Nowhere it is more obvious than in Iraq that the existence of an election law, elections themselves and the constitution they are based on are not indicators of democracy or legitimacy, because these mechanisms are merely symbols of the antithesis of the mechanisms of democracy as practiced back home by the U.S. occupying power.
An editorial of The Washington Post on December 8 hailed the passing two days earlier of an amended version of the 2005 election law by the Iraqi "Council of Representatives" (CoR) as a "Breakthrough in Iraq," which "gives democracy a chance to work." However if this statement is not misleading, then it is extremely too optimistic, at least for one reason: The Iraqis themselves had another say.
The new version was vetoed by none other than Vice-President Tareq al-Hashemi. On November 23, under U.S. excessive pressure including a phone call by President Barak Obama to Kurdistan Regional Government head Masoud Barzani, the CoR passed another amended version of the law without addressing al-Hashemi's demands to increase the representation in parliament of displaced people, internally and abroad, from 5% of the total to 15%, which indicates yielding in to U.S. pressure by al-Hashemi, nor did it address the Kurds' threat to boycott the elections if their demands in Kirkuk were not met, in another indication of yielding to U.S. pressure by the Kurds, although it did meet their complaint for more parliamentary seats.

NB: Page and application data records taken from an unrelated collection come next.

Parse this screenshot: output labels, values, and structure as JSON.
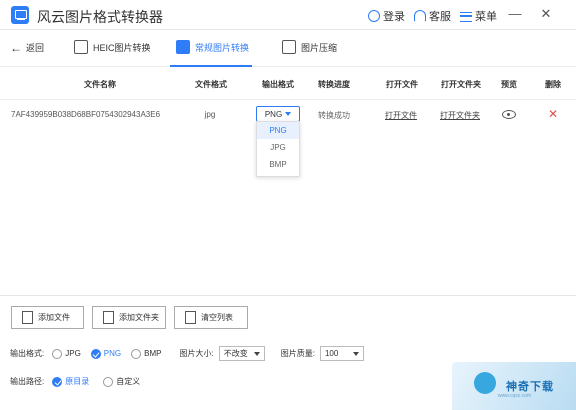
{
  "app": {
    "title": "风云图片格式转换器"
  },
  "titlebar": {
    "login": "登录",
    "service": "客服",
    "menu": "菜单",
    "minimize": "—",
    "close": "✕"
  },
  "nav": {
    "back": "返回",
    "tabs": [
      {
        "label": "HEIC图片转换",
        "active": false,
        "icon": "heic-icon"
      },
      {
        "label": "常规图片转换",
        "active": true,
        "icon": "convert-icon"
      },
      {
        "label": "图片压缩",
        "active": false,
        "icon": "compress-icon"
      }
    ]
  },
  "table": {
    "headers": [
      "文件名称",
      "文件格式",
      "输出格式",
      "转换进度",
      "打开文件",
      "打开文件夹",
      "预览",
      "删除"
    ],
    "rows": [
      {
        "file_name": "7AF439959B038D68BF0754302943A3E6",
        "file_format": "jpg",
        "output_format": "PNG",
        "progress": "转换成功",
        "open_file": "打开文件",
        "open_folder": "打开文件夹"
      }
    ]
  },
  "dropdown": {
    "options": [
      "PNG",
      "JPG",
      "BMP"
    ],
    "selected": "PNG"
  },
  "buttons": {
    "add_file": "添加文件",
    "add_folder": "添加文件夹",
    "clear_list": "清空列表"
  },
  "output_format": {
    "label": "输出格式:",
    "options": [
      "JPG",
      "PNG",
      "BMP"
    ],
    "selected": "PNG"
  },
  "image_size": {
    "label": "图片大小:",
    "value": "不改变"
  },
  "image_quality": {
    "label": "图片质量:",
    "value": "100"
  },
  "output_path": {
    "label": "输出路径:",
    "options": [
      "原目录",
      "自定义"
    ],
    "selected": "原目录"
  },
  "watermark": {
    "text": "神奇下载",
    "sub": "www.cqxz.com"
  },
  "colors": {
    "accent": "#2f7df6",
    "delete": "#e05050"
  }
}
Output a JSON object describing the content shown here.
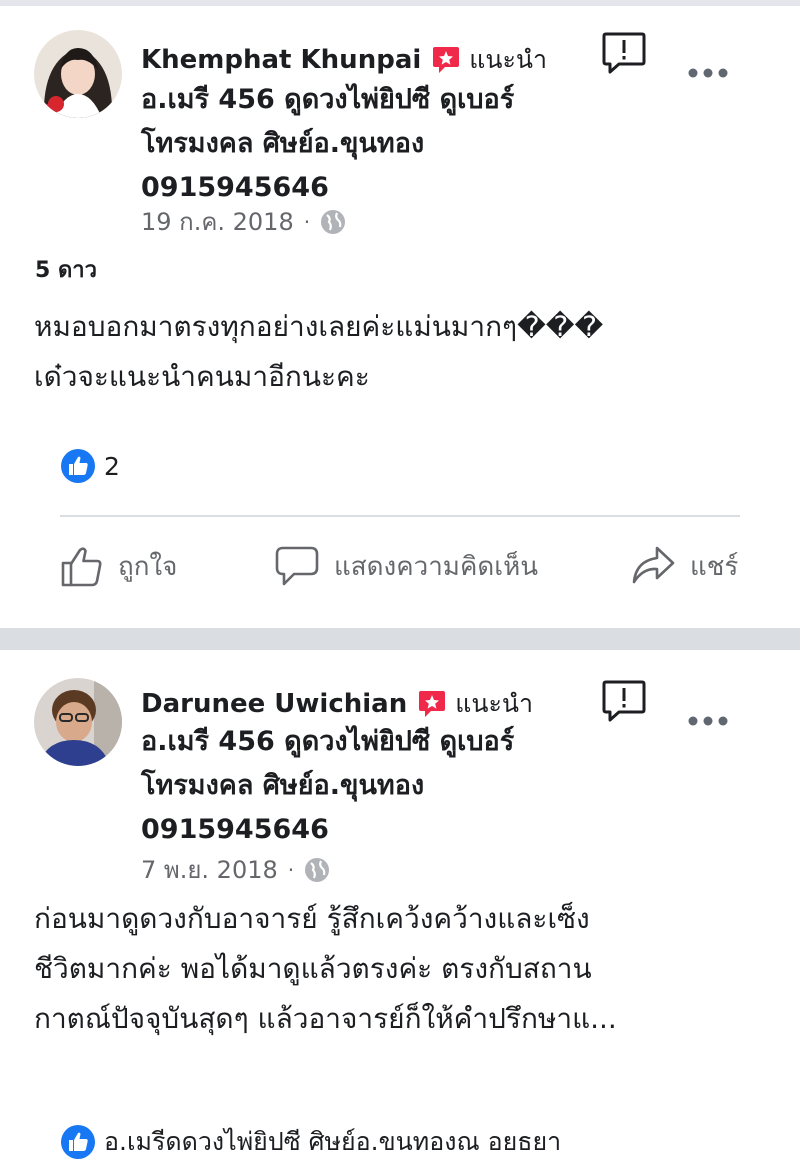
{
  "posts": [
    {
      "author": "Khemphat Khunpai",
      "recommend_label": "แนะนำ",
      "page_lines": [
        "อ.เมรี 456 ดูดวงไพ่ยิปซี ดูเบอร์",
        "โทรมงคล ศิษย์อ.ขุนทอง",
        "0915945646"
      ],
      "date": "19 ก.ค. 2018",
      "rating": "5 ดาว",
      "text_lines": [
        "หมอบอกมาตรงทุกอย่างเลยค่ะแม่นมากๆ���",
        "เด๋วจะแนะนำคนมาอีกนะคะ"
      ],
      "like_count": "2",
      "actions": {
        "like": "ถูกใจ",
        "comment": "แสดงความคิดเห็น",
        "share": "แชร์"
      }
    },
    {
      "author": "Darunee Uwichian",
      "recommend_label": "แนะนำ",
      "page_lines": [
        "อ.เมรี 456 ดูดวงไพ่ยิปซี ดูเบอร์",
        "โทรมงคล ศิษย์อ.ขุนทอง",
        "0915945646"
      ],
      "date": "7 พ.ย. 2018",
      "text_lines": [
        "ก่อนมาดูดวงกับอาจารย์ รู้สึกเคว้งคว้างและเซ็ง",
        "ชีวิตมากค่ะ พอได้มาดูแล้วตรงค่ะ ตรงกับสถาน",
        "กาตณ์ปัจจุบันสุดๆ แล้วอาจารย์ก็ให้คำปรึกษาแ..."
      ],
      "liker_text": "อ.เมรีดดวงไพ่ยิปซี ศิษย์อ.ขนทองณ อยธยา"
    }
  ],
  "colors": {
    "accent": "#1877f2",
    "recommend": "#f02849",
    "muted": "#65676b",
    "text": "#1c1e21"
  }
}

Rachel Schneller, a Foreign Service officer with the U.S. State Department writing for the Council on Foreign Relations on December 4, warned that the latest version of the Iraqi election law could make things worse in Iraq if approved. The Sunnis, including Hashemi, could resort to "desperate measures" to gain power as the new election law provoked claims of Shiite dominance. Schneller wrote that elections in Iraq are not a sign of stability. "The United States would do well to back away from the policy of elections at any cost," she concluded.